■ **Your assignment**: Where in the data does the word "current" appear? Find those lines and copy them.

Collected data:
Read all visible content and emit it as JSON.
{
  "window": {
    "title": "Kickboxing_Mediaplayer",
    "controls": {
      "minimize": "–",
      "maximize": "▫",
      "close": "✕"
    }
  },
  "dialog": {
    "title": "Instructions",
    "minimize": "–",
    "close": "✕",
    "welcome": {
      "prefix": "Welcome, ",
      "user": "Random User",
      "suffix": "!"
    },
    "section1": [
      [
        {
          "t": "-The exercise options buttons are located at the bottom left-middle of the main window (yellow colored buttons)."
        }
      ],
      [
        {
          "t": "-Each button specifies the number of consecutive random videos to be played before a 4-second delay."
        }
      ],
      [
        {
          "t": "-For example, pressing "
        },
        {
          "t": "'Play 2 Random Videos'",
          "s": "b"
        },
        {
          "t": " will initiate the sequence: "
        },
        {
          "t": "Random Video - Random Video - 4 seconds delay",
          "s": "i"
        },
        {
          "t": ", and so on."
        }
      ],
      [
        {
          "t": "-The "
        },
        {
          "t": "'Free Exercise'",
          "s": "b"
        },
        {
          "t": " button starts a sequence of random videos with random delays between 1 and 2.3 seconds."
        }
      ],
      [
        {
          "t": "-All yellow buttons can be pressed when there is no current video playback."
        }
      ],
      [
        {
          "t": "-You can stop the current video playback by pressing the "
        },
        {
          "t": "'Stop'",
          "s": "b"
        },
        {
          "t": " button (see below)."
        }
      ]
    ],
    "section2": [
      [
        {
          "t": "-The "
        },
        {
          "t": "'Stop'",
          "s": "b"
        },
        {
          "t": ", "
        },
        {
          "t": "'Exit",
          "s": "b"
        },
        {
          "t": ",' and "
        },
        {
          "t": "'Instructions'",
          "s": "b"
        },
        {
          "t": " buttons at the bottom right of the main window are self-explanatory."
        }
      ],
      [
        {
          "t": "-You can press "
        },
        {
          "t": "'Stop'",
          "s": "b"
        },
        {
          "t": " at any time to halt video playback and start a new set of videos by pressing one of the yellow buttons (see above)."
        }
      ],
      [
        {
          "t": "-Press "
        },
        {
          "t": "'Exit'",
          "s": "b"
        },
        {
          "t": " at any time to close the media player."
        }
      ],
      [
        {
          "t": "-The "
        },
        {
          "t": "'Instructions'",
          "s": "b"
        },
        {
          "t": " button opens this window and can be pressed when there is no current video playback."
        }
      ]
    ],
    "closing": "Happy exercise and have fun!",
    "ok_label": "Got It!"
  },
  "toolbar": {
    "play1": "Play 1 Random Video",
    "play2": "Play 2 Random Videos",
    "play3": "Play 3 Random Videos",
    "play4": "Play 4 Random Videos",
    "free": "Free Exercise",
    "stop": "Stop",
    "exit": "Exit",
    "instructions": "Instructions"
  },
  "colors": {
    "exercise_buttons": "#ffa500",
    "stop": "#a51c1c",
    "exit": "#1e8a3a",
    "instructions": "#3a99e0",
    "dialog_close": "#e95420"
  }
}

■ **Worked solution**:
          "t": "-All yellow buttons can be pressed when there is no current video playback."
          "t": "-You can stop the current video playback by pressing the "
          "t": " button opens this window and can be pressed when there is no current video playback."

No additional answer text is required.